|Classification coopérative||G06Q20/401, G06Q20/3829, G06Q20/341, G07F7/1008, G06Q20/40975, G06Q20/3676, G06Q20/367, G06Q20/06, G06Q20/105, G06Q20/204, G06Q20/10, G06Q20/02|
|Classification européenne||G06Q20/06, G06Q20/02, G06Q20/10, G06Q20/3829, G06Q20/105, G06Q20/367, G06Q20/3676, G06Q20/40975, G06Q20/341, G06Q20/204, G06Q20/401, G07F7/10D, G06Q20/00|
|29 avr. 1997||AS||Assignment|
Owner name: MONDEX INTERNATIONAL LIMITED, ENGLAND
Free format text: ASSIGNMENT OF ASSIGNORS INTEREST;ASSIGNORS:JONES, TIMOTHY L.;HIGGINS, GRAHAM R. L.;EVERETT, DAVID;REEL/FRAME:008493/0982
Effective date: 19970227
|1 juil. 1997||AS||Assignment|
Owner name: MONDEX INTERNATIONAL LIMITED, UNITED KINGDOM
Free format text: CORRECTIVE ASSIGNMENT FOR REEL 8493, FRAME 0982;ASSIGNOR:JONHIG LIMITED;REEL/FRAME:008682/0309
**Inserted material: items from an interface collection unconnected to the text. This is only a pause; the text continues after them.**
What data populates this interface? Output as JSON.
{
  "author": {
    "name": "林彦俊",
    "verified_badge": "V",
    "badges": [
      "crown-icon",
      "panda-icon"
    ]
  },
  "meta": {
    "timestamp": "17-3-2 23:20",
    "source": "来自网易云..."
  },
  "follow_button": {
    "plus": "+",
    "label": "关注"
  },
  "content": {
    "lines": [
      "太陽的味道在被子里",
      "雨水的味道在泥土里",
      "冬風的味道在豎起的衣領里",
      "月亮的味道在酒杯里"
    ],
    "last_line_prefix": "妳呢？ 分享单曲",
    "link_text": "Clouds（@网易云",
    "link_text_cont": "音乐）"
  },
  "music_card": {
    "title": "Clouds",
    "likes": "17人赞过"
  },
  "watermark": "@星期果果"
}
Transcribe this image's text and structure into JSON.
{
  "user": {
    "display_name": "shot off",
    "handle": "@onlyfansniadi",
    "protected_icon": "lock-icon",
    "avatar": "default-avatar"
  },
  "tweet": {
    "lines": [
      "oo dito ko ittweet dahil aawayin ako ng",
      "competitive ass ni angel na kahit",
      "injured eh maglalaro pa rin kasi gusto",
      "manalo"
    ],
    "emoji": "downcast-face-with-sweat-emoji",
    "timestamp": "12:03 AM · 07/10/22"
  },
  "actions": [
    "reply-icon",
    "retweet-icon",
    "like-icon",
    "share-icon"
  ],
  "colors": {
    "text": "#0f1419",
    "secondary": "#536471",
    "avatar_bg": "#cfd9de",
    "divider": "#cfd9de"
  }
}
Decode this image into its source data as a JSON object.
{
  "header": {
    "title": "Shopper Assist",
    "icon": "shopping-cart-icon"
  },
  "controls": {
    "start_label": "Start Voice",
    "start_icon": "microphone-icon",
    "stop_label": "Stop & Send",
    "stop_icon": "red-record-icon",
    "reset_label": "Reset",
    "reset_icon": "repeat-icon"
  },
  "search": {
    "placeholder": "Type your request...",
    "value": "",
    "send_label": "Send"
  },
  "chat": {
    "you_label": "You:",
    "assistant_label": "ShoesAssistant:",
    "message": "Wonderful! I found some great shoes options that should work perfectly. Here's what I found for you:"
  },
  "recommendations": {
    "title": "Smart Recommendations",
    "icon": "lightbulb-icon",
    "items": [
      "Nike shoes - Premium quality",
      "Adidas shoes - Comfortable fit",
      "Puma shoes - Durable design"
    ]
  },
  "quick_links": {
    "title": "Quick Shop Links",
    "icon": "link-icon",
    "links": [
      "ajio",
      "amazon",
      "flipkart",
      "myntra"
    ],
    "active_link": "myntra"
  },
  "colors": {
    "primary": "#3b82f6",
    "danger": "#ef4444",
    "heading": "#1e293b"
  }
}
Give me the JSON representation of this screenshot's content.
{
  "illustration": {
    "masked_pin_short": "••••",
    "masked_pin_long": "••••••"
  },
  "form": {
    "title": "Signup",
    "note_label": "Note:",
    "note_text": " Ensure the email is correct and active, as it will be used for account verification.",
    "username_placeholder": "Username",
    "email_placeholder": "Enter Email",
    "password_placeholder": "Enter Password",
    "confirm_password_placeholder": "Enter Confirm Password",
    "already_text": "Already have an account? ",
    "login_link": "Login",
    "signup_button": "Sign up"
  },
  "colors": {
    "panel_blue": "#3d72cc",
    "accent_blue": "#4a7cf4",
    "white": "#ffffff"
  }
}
Effective date: 19970227
|27 déc. 2001||FPAY||Fee payment|
Year of fee payment: 4
|15 déc. 2005||FPAY||Fee payment|
Year of fee payment: 8
|10 déc. 2009||FPAY||Fee payment|
Year of fee payment: 12